So, from my daughter G_____'s perspective, here is where I see things. If G_____ -- clearly not your average, normal kid -- takes a test to determine if she is "normal," I can pretty well guess where she'll fall on the bell curve. However, even if she fell in the "normal" range or even if she fell in the "above normal" range, I would consider the results meaningless. They're meaningless to me because I don't think comparing people -- much less 4-year-olds -- to one another vis a vis some completely arbitrary and highly contrived set of normative data points produces any kind of substantive, meaningful information. The only thing that such tests produce is somevague notion that my kid is worse than, better than, or as good as other kids. This sort of competitive ranking is fine for horses in the Kentucky Derby, but I don't think it has much place in school, especially pre-school.

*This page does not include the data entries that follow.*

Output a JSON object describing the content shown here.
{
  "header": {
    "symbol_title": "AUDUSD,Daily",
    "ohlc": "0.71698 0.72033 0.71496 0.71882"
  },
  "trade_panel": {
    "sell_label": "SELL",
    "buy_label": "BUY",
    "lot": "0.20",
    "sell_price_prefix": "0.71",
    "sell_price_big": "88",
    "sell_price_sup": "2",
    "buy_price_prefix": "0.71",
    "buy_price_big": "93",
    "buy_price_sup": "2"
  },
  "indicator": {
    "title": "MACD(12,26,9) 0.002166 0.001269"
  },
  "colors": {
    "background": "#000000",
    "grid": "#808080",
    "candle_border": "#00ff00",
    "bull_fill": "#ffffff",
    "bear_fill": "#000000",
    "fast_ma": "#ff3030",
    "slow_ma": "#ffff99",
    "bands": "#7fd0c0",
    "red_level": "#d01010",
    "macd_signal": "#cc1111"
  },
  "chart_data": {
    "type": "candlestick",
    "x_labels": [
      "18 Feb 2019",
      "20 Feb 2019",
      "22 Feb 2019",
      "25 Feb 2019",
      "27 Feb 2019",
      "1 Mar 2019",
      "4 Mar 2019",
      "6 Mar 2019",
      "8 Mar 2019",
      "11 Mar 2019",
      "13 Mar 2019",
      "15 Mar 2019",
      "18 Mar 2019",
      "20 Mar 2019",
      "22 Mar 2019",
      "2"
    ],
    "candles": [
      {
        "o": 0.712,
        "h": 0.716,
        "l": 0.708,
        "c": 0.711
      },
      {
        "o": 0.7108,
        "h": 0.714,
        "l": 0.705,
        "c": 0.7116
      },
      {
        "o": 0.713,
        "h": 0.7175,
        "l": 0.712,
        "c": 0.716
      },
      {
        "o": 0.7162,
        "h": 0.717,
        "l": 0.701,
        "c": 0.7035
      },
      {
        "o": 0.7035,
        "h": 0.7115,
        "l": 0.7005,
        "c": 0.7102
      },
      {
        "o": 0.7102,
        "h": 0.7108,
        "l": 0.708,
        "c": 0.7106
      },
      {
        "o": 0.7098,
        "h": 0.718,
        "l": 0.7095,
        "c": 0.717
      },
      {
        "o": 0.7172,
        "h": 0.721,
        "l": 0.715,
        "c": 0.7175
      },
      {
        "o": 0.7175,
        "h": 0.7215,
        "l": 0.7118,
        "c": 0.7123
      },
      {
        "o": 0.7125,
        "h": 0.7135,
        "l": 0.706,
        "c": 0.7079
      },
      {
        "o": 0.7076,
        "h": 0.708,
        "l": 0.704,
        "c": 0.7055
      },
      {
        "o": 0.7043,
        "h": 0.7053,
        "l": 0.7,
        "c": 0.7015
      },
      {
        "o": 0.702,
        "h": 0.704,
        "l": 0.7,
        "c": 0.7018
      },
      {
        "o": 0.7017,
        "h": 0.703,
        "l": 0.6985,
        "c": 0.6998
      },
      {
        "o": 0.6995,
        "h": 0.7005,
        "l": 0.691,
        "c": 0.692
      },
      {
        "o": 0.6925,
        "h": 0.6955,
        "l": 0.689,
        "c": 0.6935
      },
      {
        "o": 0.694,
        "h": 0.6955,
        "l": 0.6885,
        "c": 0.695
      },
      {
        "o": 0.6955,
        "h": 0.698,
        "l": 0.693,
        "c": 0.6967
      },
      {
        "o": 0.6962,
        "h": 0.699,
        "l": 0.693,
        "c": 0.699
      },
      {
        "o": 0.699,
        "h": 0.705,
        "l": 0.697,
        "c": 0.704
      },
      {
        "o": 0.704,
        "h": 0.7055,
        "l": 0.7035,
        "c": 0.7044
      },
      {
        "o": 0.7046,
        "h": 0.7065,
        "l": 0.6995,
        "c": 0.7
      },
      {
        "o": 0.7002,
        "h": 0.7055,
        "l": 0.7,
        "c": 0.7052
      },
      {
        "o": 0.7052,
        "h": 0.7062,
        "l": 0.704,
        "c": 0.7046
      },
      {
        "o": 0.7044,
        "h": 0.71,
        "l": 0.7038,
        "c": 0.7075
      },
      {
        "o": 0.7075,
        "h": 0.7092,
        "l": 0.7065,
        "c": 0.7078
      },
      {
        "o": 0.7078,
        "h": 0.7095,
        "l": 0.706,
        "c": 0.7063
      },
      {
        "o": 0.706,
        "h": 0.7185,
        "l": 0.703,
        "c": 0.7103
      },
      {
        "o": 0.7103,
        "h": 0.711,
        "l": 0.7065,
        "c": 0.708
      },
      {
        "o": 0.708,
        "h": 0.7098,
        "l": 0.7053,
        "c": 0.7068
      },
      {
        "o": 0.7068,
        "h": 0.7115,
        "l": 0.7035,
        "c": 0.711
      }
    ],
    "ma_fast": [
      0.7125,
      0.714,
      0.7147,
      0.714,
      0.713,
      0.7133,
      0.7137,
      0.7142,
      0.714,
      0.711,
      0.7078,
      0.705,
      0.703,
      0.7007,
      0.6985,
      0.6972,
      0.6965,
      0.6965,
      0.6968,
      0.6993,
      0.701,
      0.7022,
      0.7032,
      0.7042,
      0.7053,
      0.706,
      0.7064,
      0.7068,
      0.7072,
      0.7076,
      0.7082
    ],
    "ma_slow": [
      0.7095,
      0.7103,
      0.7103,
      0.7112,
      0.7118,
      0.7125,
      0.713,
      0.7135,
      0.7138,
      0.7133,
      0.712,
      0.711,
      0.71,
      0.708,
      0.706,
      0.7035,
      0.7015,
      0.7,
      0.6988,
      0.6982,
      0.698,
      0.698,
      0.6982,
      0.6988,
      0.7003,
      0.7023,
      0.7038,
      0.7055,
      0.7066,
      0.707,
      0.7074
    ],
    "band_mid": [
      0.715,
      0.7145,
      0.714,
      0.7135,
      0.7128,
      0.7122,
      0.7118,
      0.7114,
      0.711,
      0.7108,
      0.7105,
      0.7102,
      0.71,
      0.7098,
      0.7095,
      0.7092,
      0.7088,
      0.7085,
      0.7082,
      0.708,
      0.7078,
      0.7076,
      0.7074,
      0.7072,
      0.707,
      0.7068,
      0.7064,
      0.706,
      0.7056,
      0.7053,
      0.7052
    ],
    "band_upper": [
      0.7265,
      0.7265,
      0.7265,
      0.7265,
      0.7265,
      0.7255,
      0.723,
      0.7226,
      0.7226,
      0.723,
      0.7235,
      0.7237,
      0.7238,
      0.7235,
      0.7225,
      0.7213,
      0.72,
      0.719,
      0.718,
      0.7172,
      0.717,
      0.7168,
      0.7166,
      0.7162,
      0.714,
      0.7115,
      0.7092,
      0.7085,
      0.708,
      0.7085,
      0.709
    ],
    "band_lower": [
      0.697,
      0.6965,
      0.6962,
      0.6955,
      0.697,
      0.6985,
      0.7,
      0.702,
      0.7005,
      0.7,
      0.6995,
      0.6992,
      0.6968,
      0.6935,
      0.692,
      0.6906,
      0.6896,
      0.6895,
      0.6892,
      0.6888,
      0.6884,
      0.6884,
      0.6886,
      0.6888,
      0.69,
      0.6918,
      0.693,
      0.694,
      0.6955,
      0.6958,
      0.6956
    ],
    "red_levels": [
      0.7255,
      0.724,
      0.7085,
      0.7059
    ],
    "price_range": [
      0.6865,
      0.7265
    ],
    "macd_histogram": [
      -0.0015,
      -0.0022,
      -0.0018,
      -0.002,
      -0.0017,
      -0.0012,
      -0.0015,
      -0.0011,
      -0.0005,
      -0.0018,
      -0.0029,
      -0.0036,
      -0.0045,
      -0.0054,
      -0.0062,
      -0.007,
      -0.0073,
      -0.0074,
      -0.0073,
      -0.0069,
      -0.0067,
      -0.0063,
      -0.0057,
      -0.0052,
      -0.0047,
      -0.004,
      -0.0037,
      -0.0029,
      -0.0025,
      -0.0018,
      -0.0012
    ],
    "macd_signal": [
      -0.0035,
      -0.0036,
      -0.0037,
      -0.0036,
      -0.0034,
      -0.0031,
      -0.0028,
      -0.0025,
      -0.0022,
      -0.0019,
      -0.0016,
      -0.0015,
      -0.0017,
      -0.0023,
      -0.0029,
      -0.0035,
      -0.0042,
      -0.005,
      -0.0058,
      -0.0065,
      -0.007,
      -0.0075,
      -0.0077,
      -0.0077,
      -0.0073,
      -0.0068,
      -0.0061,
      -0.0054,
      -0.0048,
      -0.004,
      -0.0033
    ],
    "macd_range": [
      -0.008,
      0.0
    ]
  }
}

The other critical part of this whole "kindergarten readiness" canard is the extent to which it not only exacerbates but CREATES the educational achievement gap between the haves and have nots. When a
kid is labeled not "kindergarten ready," he/she may be given an IEP and categorized as "learning disabled." The shocking thing is that a disproportionate percentage of kids labeled as "not kindergarten ready" or "developmentally delayed" or "learning disabled" are low-income minority students. Kids enrolled in skills-oriented daycare, that are read to every day, that have their educations enriched with piano lessons or drama classes are more likely to be "kindergarten ready" than kids who don't have these things made available to them. Guess who can afford these things?
The implicit message seems to be, "We have to push these low-income kids." And while there might be truth in this, I worry what pushing them looks like --- and what happens when a push becomes a shove. Of course, a good teacher would be able to tell the difference between the two. But if the teacher's judgment is taken away and replaced with the kind of standardized forms of "pushing" we see in standardized approaches to education -- such as
Reading Street-- , perhaps there is no difference.
Ultimately, we don't know. We don't know if 3rd grade is too late to introduce kids to phonemic awareness or if over-emphasis on skills like phonemic awareness kills a love of learning. Kids who wait to read later or who are not able to read later may fall irrevocably behind. But kids who are pushed too hard, too fast, too soon may also fall irrevocably behind for different reasons. Ultimately, each kid is different. Each teacher is different. Each classroom is different. Some kids might need the structure, might like the skills focus, might like the competition, might enjoy publicly displaying their cognitive mastery. But others might not. They might abhor the structure, might feel trapped by the skills focus, might shrink from the competition, might be terrified of publicly displaying their cognitive mastery (or lack thereof). So this is why we must have approaches that allow for teachers to make these kinds of decisions. We cannot force their hands. Experienced teachers can rely on their skills to determine what is right for each child. They should not be forced -- explicitly or implicitly -- to approach literacy from a perspective that works against their professional judgement, one that emphasizes an efficient one-size-fits-all model at the expense of one that respects the differences between children.
But the real problem comes when you have teachers who are not experienced, who enter the early childhood classroom with little or no training in literacy. For them, a curriculum like
Reading Streetis not a framework or a guide. It's a cookbook, a series of recipes that turns flour and sugar into cookies, non-readers into readers. Or not.